Overall, the analysis is sound. She doesn't miss much in her discussion of demographics. The implications of longer lives and the uneven demographic map across the globe are discussed with an authoritative grasp of their complexity. There is also plenty of academic substance to pick on as we plough through the courses.
By the time we get to the pudding it's beginning to feel like a long evening. The book could have done with some tighter editing. A human resources audience might be able to digest a phrase such as 'key drivers', but someone of the author's reputation should have sifted out such lumpy jargon by now.
The tired 'boiling frogs' analogy should also have been left off the menu. Like those poor frogs that fail to react to their changing circumstances when slowly heated in their pan of water, this trite fable has been done to death in HR seminars.
Maybe I have been immersed in writing on workplace change for too long, but some of the ideas in the book are far from fresh. Don Tapscott long ago cornered the market on the internet generation, described here in The Shift as Generation Z. If the present crop of youngsters has reached the end of the alphabet how on earth shall we describe the next lot?
But there's certainly merit in Gratton's recommendation that we influence our children to find a way of carving a career from something they love doing, and she recalls that much-repeated assertion that 10,000 hours of practice are required to achieve mastery of a skill (not always demonstrated by the writers of management books).
But there's a hitch here. Too many of us are spending too much time flitting around, answering emails, tweeting and surfing in our 24/7 society. How can we concentrate in the fragmented workplace? The book suggests discipline, but it needs more ingredients here. What about self-management, prioritisation and structuring of work?
I agree this much with Gratton - there is a place for elegance and whimsy and the kind of narrative beloved of Elizabeth David in our work - which must settle itself in society, not the reverse. I'd like to say more but someone has moved my cheese. I cannot suppress the glow as I take my leave with a frog in my throat. Could I have it grilled next time?

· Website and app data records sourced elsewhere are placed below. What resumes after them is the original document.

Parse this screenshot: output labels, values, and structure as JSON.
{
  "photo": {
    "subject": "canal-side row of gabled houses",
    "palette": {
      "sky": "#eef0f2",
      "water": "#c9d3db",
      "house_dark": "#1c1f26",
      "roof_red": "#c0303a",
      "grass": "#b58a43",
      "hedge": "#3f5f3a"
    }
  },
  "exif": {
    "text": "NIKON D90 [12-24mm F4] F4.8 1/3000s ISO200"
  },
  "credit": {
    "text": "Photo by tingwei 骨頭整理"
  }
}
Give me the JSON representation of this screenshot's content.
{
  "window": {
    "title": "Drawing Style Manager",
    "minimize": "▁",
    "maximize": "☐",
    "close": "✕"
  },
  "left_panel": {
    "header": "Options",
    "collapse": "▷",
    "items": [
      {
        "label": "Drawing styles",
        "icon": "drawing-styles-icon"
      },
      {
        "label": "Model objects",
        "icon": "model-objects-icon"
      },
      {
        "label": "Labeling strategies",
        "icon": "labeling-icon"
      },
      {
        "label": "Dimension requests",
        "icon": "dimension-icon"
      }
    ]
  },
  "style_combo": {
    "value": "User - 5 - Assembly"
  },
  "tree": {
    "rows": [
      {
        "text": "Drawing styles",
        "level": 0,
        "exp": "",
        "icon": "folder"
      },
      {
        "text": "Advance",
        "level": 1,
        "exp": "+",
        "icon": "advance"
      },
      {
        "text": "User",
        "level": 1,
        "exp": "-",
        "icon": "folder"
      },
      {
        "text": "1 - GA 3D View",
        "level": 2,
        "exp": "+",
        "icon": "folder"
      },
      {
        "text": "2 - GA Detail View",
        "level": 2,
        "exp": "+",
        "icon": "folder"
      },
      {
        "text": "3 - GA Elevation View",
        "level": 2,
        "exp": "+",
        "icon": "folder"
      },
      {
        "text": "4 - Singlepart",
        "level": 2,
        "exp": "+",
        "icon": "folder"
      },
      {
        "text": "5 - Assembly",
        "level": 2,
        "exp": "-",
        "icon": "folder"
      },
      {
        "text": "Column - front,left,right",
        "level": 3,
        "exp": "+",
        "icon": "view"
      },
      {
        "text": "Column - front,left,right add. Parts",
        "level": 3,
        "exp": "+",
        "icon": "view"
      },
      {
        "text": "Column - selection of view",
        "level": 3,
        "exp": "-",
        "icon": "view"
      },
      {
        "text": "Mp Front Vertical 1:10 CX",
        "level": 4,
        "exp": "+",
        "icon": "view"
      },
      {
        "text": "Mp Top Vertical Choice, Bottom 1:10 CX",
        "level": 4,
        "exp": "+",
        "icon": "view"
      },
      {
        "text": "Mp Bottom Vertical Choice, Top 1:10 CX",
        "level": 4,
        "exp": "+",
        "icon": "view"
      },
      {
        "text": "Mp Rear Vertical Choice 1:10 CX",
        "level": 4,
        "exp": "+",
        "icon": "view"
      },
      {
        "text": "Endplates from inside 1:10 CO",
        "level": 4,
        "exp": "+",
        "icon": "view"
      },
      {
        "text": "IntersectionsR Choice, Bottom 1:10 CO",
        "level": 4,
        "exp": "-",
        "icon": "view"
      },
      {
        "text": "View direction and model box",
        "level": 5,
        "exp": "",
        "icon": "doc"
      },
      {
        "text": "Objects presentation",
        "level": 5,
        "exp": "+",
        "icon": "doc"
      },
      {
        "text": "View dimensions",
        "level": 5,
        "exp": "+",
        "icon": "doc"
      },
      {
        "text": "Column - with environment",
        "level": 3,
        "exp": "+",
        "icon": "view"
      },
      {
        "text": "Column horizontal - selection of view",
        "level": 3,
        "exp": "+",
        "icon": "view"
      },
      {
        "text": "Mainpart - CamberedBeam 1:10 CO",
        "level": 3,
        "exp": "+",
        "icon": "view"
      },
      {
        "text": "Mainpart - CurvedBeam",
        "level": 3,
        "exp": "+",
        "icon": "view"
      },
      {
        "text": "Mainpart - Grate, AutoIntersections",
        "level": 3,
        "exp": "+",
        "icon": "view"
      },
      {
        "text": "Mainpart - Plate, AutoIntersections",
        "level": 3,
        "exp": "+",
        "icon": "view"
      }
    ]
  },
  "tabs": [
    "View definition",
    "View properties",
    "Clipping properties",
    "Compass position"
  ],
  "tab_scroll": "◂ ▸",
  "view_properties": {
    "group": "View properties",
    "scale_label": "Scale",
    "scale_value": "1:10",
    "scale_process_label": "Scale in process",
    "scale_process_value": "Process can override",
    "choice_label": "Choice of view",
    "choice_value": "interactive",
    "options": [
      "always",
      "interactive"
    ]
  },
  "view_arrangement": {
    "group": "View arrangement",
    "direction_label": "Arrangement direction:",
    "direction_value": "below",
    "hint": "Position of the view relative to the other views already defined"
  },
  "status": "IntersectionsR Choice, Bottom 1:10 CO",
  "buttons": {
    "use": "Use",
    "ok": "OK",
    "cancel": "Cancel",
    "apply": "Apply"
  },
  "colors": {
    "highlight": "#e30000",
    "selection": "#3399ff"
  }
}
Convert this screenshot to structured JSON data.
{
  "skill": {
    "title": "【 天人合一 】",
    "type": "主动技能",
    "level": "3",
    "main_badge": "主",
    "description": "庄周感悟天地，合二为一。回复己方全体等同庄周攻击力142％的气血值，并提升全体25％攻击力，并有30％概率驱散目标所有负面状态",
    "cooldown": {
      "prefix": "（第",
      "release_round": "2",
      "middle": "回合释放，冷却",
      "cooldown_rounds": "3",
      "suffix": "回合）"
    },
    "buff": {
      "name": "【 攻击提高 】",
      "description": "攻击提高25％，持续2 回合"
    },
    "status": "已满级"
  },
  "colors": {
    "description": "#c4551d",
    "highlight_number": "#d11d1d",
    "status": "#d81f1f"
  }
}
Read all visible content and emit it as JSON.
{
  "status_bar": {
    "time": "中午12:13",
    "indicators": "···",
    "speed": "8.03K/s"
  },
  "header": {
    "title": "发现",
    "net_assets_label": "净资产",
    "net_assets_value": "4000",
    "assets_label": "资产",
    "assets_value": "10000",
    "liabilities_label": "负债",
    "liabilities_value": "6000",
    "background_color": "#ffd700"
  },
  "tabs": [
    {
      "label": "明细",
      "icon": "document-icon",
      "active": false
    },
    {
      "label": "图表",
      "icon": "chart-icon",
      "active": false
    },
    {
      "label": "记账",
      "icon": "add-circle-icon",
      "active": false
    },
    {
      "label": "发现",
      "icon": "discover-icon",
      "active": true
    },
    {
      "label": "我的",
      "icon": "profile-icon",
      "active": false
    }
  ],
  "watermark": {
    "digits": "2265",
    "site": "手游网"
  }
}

The Shift, The Future of Work is Already Here
- Richard Donkin is author of The Future of Work, published by Palgrave Macmillan, and an honorary visiting fellow at Cass Business School.